Entries from a dataset of interfaces
========
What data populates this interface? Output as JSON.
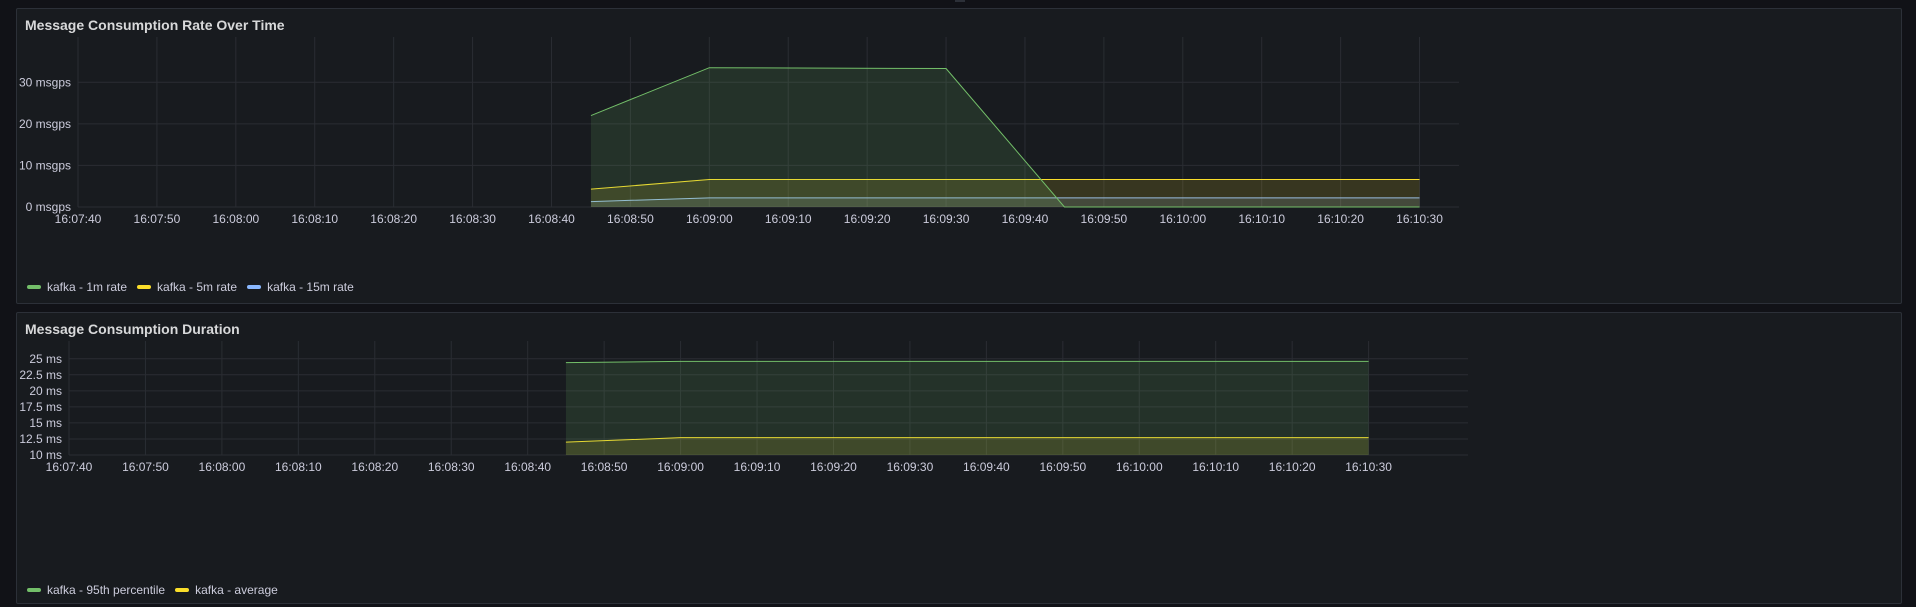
{
  "chart_data": [
    {
      "type": "line",
      "title": "Message Consumption Rate Over Time",
      "y_unit": " msgps",
      "ylim": [
        0,
        38
      ],
      "yticks": [
        0,
        10,
        20,
        30
      ],
      "xlim": [
        "16:07:40",
        "16:10:35"
      ],
      "x_tick_labels": [
        "16:07:40",
        "16:07:50",
        "16:08:00",
        "16:08:10",
        "16:08:20",
        "16:08:30",
        "16:08:40",
        "16:08:50",
        "16:09:00",
        "16:09:10",
        "16:09:20",
        "16:09:30",
        "16:09:40",
        "16:09:50",
        "16:10:00",
        "16:10:10",
        "16:10:20",
        "16:10:30"
      ],
      "grid": true,
      "legend_position": "bottom-left",
      "series": [
        {
          "name": "kafka - 1m rate",
          "color": "#73bf69",
          "x": [
            "16:08:45",
            "16:09:00",
            "16:09:30",
            "16:09:45",
            "16:10:30"
          ],
          "y": [
            22,
            33.5,
            33.3,
            0,
            0
          ]
        },
        {
          "name": "kafka - 5m rate",
          "color": "#fade2a",
          "x": [
            "16:08:45",
            "16:09:00",
            "16:09:30",
            "16:09:45",
            "16:10:30"
          ],
          "y": [
            4.3,
            6.6,
            6.6,
            6.6,
            6.6
          ]
        },
        {
          "name": "kafka - 15m rate",
          "color": "#8ab8ff",
          "x": [
            "16:08:45",
            "16:09:00",
            "16:09:30",
            "16:09:45",
            "16:10:30"
          ],
          "y": [
            1.3,
            2.2,
            2.2,
            2.2,
            2.2
          ]
        }
      ]
    },
    {
      "type": "line",
      "title": "Message Consumption Duration",
      "y_unit": " ms",
      "ylim": [
        10,
        25.9
      ],
      "yticks": [
        10,
        12.5,
        15,
        17.5,
        20,
        22.5,
        25
      ],
      "xlim": [
        "16:07:40",
        "16:10:43"
      ],
      "x_tick_labels": [
        "16:07:40",
        "16:07:50",
        "16:08:00",
        "16:08:10",
        "16:08:20",
        "16:08:30",
        "16:08:40",
        "16:08:50",
        "16:09:00",
        "16:09:10",
        "16:09:20",
        "16:09:30",
        "16:09:40",
        "16:09:50",
        "16:10:00",
        "16:10:10",
        "16:10:20",
        "16:10:30"
      ],
      "grid": true,
      "legend_position": "bottom-left",
      "series": [
        {
          "name": "kafka - 95th percentile",
          "color": "#73bf69",
          "x": [
            "16:08:45",
            "16:09:00",
            "16:10:30"
          ],
          "y": [
            24.4,
            24.6,
            24.6
          ]
        },
        {
          "name": "kafka - average",
          "color": "#fade2a",
          "x": [
            "16:08:45",
            "16:09:00",
            "16:10:30"
          ],
          "y": [
            12.0,
            12.7,
            12.7
          ]
        }
      ]
    }
  ]
}
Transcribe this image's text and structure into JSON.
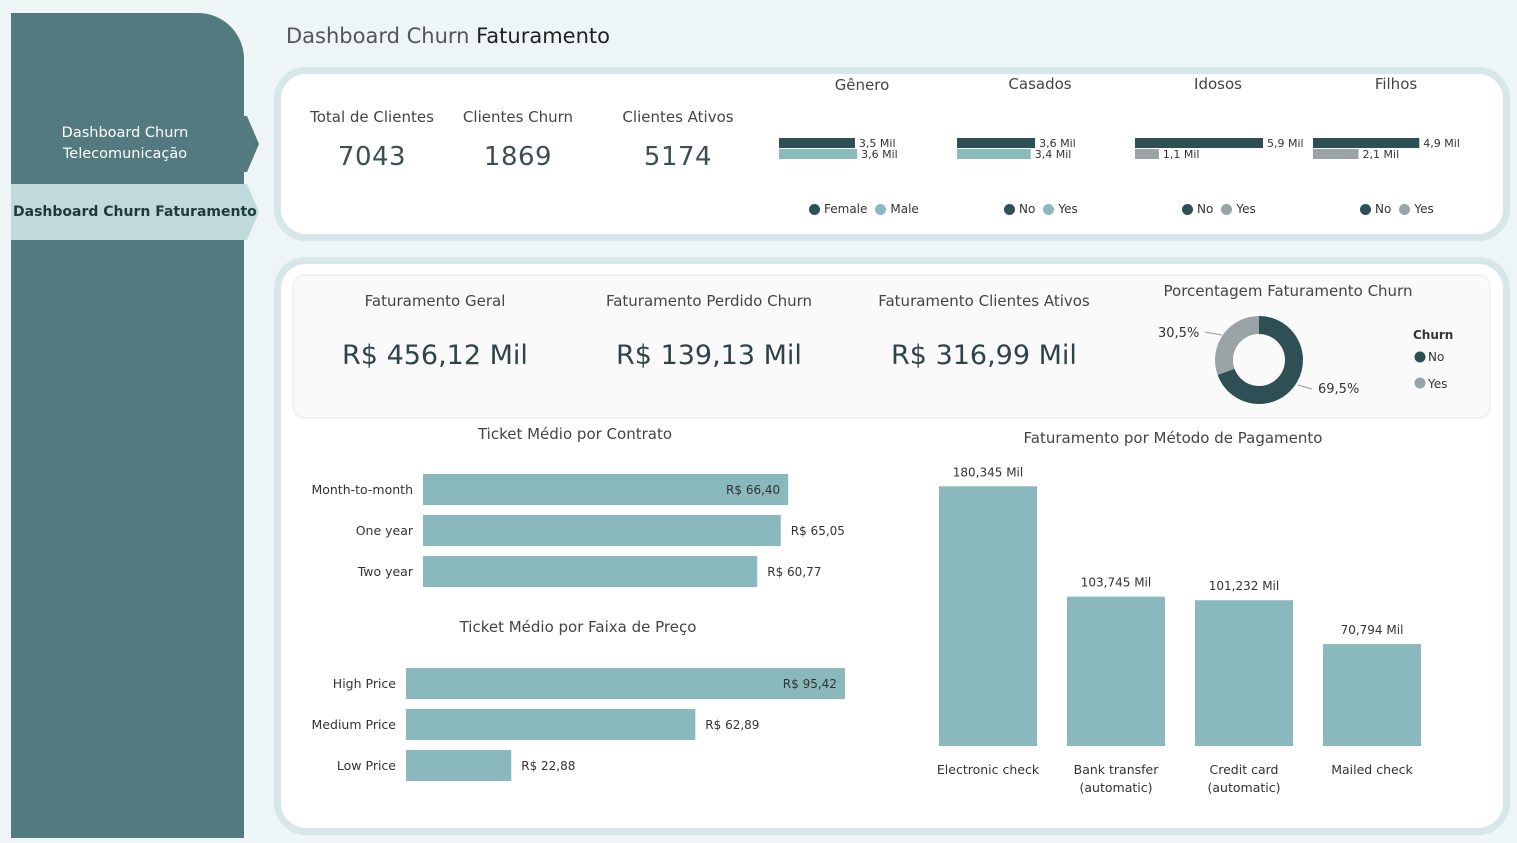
{
  "page": {
    "title_light": "Dashboard Churn",
    "title_bold": "Faturamento"
  },
  "nav": {
    "telecom_line1": "Dashboard Churn",
    "telecom_line2": "Telecomunicação",
    "faturamento": "Dashboard Churn Faturamento"
  },
  "kpis": {
    "total_label": "Total de Clientes",
    "total_value": "7043",
    "churn_label": "Clientes Churn",
    "churn_value": "1869",
    "ativos_label": "Clientes Ativos",
    "ativos_value": "5174"
  },
  "faturamento": {
    "geral_label": "Faturamento Geral",
    "geral_value": "R$ 456,12 Mil",
    "perdido_label": "Faturamento Perdido Churn",
    "perdido_value": "R$ 139,13 Mil",
    "ativos_label": "Faturamento Clientes Ativos",
    "ativos_value": "R$ 316,99 Mil"
  },
  "colors": {
    "dark": "#2e4f53",
    "light": "#89babe",
    "gray": "#9aa4a6",
    "teal_bar": "#89b9bd"
  },
  "chart_data": [
    {
      "type": "bar",
      "orientation": "horizontal",
      "title": "Gênero",
      "categories": [
        "Female",
        "Male"
      ],
      "values": [
        3.5,
        3.6
      ],
      "labels": [
        "3,5 Mil",
        "3,6 Mil"
      ],
      "legend": [
        "Female",
        "Male"
      ],
      "max": 6.0
    },
    {
      "type": "bar",
      "orientation": "horizontal",
      "title": "Casados",
      "categories": [
        "No",
        "Yes"
      ],
      "values": [
        3.6,
        3.4
      ],
      "labels": [
        "3,6 Mil",
        "3,4 Mil"
      ],
      "legend": [
        "No",
        "Yes"
      ],
      "max": 6.0
    },
    {
      "type": "bar",
      "orientation": "horizontal",
      "title": "Idosos",
      "categories": [
        "No",
        "Yes"
      ],
      "values": [
        5.9,
        1.1
      ],
      "labels": [
        "5,9 Mil",
        "1,1 Mil"
      ],
      "legend": [
        "No",
        "Yes"
      ],
      "max": 6.0
    },
    {
      "type": "bar",
      "orientation": "horizontal",
      "title": "Filhos",
      "categories": [
        "No",
        "Yes"
      ],
      "values": [
        4.9,
        2.1
      ],
      "labels": [
        "4,9 Mil",
        "2,1 Mil"
      ],
      "legend": [
        "No",
        "Yes"
      ],
      "max": 6.0
    },
    {
      "type": "pie",
      "title": "Porcentagem Faturamento Churn",
      "legend_title": "Churn",
      "categories": [
        "No",
        "Yes"
      ],
      "values": [
        69.5,
        30.5
      ],
      "labels": [
        "69,5%",
        "30,5%"
      ]
    },
    {
      "type": "bar",
      "orientation": "horizontal",
      "title": "Ticket Médio por Contrato",
      "categories": [
        "Month-to-month",
        "One year",
        "Two year"
      ],
      "values": [
        66.4,
        65.05,
        60.77
      ],
      "labels": [
        "R$ 66,40",
        "R$ 65,05",
        "R$ 60,77"
      ]
    },
    {
      "type": "bar",
      "orientation": "horizontal",
      "title": "Ticket Médio por Faixa de Preço",
      "categories": [
        "High Price",
        "Medium Price",
        "Low Price"
      ],
      "values": [
        95.42,
        62.89,
        22.88
      ],
      "labels": [
        "R$ 95,42",
        "R$ 62,89",
        "R$ 22,88"
      ]
    },
    {
      "type": "bar",
      "orientation": "vertical",
      "title": "Faturamento por Método de Pagamento",
      "categories": [
        [
          "Electronic check"
        ],
        [
          "Bank transfer",
          "(automatic)"
        ],
        [
          "Credit card",
          "(automatic)"
        ],
        [
          "Mailed check"
        ]
      ],
      "values": [
        180.345,
        103.745,
        101.232,
        70.794
      ],
      "labels": [
        "180,345 Mil",
        "103,745 Mil",
        "101,232 Mil",
        "70,794 Mil"
      ]
    }
  ]
}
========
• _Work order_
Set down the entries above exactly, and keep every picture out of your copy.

• _Solution_
What data populates this interface? Output as JSON.
{
  "chart_data": [
    {
      "type": "line",
      "title": "Message Consumption Rate Over Time",
      "y_unit": " msgps",
      "ylim": [
        0,
        38
      ],
      "yticks": [
        0,
        10,
        20,
        30
      ],
      "xlim": [
        "16:07:40",
        "16:10:35"
      ],
      "x_tick_labels": [
        "16:07:40",
        "16:07:50",
        "16:08:00",
        "16:08:10",
        "16:08:20",
        "16:08:30",
        "16:08:40",
        "16:08:50",
        "16:09:00",
        "16:09:10",
        "16:09:20",
        "16:09:30",
        "16:09:40",
        "16:09:50",
        "16:10:00",
        "16:10:10",
        "16:10:20",
        "16:10:30"
      ],
      "grid": true,
      "legend_position": "bottom-left",
      "series": [
        {
          "name": "kafka - 1m rate",
          "color": "#73bf69",
          "x": [
            "16:08:45",
            "16:09:00",
            "16:09:30",
            "16:09:45",
            "16:10:30"
          ],
          "y": [
            22,
            33.5,
            33.3,
            0,
            0
          ]
        },
        {
          "name": "kafka - 5m rate",
          "color": "#fade2a",
          "x": [
            "16:08:45",
            "16:09:00",
            "16:09:30",
            "16:09:45",
            "16:10:30"
          ],
          "y": [
            4.3,
            6.6,
            6.6,
            6.6,
            6.6
          ]
        },
        {
          "name": "kafka - 15m rate",
          "color": "#8ab8ff",
          "x": [
            "16:08:45",
            "16:09:00",
            "16:09:30",
            "16:09:45",
            "16:10:30"
          ],
          "y": [
            1.3,
            2.2,
            2.2,
            2.2,
            2.2
          ]
        }
      ]
    },
    {
      "type": "line",
      "title": "Message Consumption Duration",
      "y_unit": " ms",
      "ylim": [
        10,
        25.9
      ],
      "yticks": [
        10,
        12.5,
        15,
        17.5,
        20,
        22.5,
        25
      ],
      "xlim": [
        "16:07:40",
        "16:10:43"
      ],
      "x_tick_labels": [
        "16:07:40",
        "16:07:50",
        "16:08:00",
        "16:08:10",
        "16:08:20",
        "16:08:30",
        "16:08:40",
        "16:08:50",
        "16:09:00",
        "16:09:10",
        "16:09:20",
        "16:09:30",
        "16:09:40",
        "16:09:50",
        "16:10:00",
        "16:10:10",
        "16:10:20",
        "16:10:30"
      ],
      "grid": true,
      "legend_position": "bottom-left",
      "series": [
        {
          "name": "kafka - 95th percentile",
          "color": "#73bf69",
          "x": [
            "16:08:45",
            "16:09:00",
            "16:10:30"
          ],
          "y": [
            24.4,
            24.6,
            24.6
          ]
        },
        {
          "name": "kafka - average",
          "color": "#fade2a",
          "x": [
            "16:08:45",
            "16:09:00",
            "16:10:30"
          ],
          "y": [
            12.0,
            12.7,
            12.7
          ]
        }
      ]
    }
  ]
}
Transcribe this image's text and structure into JSON.
{
  "page": {
    "title_light": "Dashboard Churn",
    "title_bold": "Faturamento"
  },
  "nav": {
    "telecom_line1": "Dashboard Churn",
    "telecom_line2": "Telecomunicação",
    "faturamento": "Dashboard Churn Faturamento"
  },
  "kpis": {
    "total_label": "Total de Clientes",
    "total_value": "7043",
    "churn_label": "Clientes Churn",
    "churn_value": "1869",
    "ativos_label": "Clientes Ativos",
    "ativos_value": "5174"
  },
  "faturamento": {
    "geral_label": "Faturamento Geral",
    "geral_value": "R$ 456,12 Mil",
    "perdido_label": "Faturamento Perdido Churn",
    "perdido_value": "R$ 139,13 Mil",
    "ativos_label": "Faturamento Clientes Ativos",
    "ativos_value": "R$ 316,99 Mil"
  },
  "colors": {
    "dark": "#2e4f53",
    "light": "#89babe",
    "gray": "#9aa4a6",
    "teal_bar": "#89b9bd"
  },
  "chart_data": [
    {
      "type": "bar",
      "orientation": "horizontal",
      "title": "Gênero",
      "categories": [
        "Female",
        "Male"
      ],
      "values": [
        3.5,
        3.6
      ],
      "labels": [
        "3,5 Mil",
        "3,6 Mil"
      ],
      "legend": [
        "Female",
        "Male"
      ],
      "max": 6.0
    },
    {
      "type": "bar",
      "orientation": "horizontal",
      "title": "Casados",
      "categories": [
        "No",
        "Yes"
      ],
      "values": [
        3.6,
        3.4
      ],
      "labels": [
        "3,6 Mil",
        "3,4 Mil"
      ],
      "legend": [
        "No",
        "Yes"
      ],
      "max": 6.0
    },
    {
      "type": "bar",
      "orientation": "horizontal",
      "title": "Idosos",
      "categories": [
        "No",
        "Yes"
      ],
      "values": [
        5.9,
        1.1
      ],
      "labels": [
        "5,9 Mil",
        "1,1 Mil"
      ],
      "legend": [
        "No",
        "Yes"
      ],
      "max": 6.0
    },
    {
      "type": "bar",
      "orientation": "horizontal",
      "title": "Filhos",
      "categories": [
        "No",
        "Yes"
      ],
      "values": [
        4.9,
        2.1
      ],
      "labels": [
        "4,9 Mil",
        "2,1 Mil"
      ],
      "legend": [
        "No",
        "Yes"
      ],
      "max": 6.0
    },
    {
      "type": "pie",
      "title": "Porcentagem Faturamento Churn",
      "legend_title": "Churn",
      "categories": [
        "No",
        "Yes"
      ],
      "values": [
        69.5,
        30.5
      ],
      "labels": [
        "69,5%",
        "30,5%"
      ]
    },
    {
      "type": "bar",
      "orientation": "horizontal",
      "title": "Ticket Médio por Contrato",
      "categories": [
        "Month-to-month",
        "One year",
        "Two year"
      ],
      "values": [
        66.4,
        65.05,
        60.77
      ],
      "labels": [
        "R$ 66,40",
        "R$ 65,05",
        "R$ 60,77"
      ]
    },
    {
      "type": "bar",
      "orientation": "horizontal",
      "title": "Ticket Médio por Faixa de Preço",
      "categories": [
        "High Price",
        "Medium Price",
        "Low Price"
      ],
      "values": [
        95.42,
        62.89,
        22.88
      ],
      "labels": [
        "R$ 95,42",
        "R$ 62,89",
        "R$ 22,88"
      ]
    },
    {
      "type": "bar",
      "orientation": "vertical",
      "title": "Faturamento por Método de Pagamento",
      "categories": [
        [
          "Electronic check"
        ],
        [
          "Bank transfer",
          "(automatic)"
        ],
        [
          "Credit card",
          "(automatic)"
        ],
        [
          "Mailed check"
        ]
      ],
      "values": [
        180.345,
        103.745,
        101.232,
        70.794
      ],
      "labels": [
        "180,345 Mil",
        "103,745 Mil",
        "101,232 Mil",
        "70,794 Mil"
      ]
    }
  ]
}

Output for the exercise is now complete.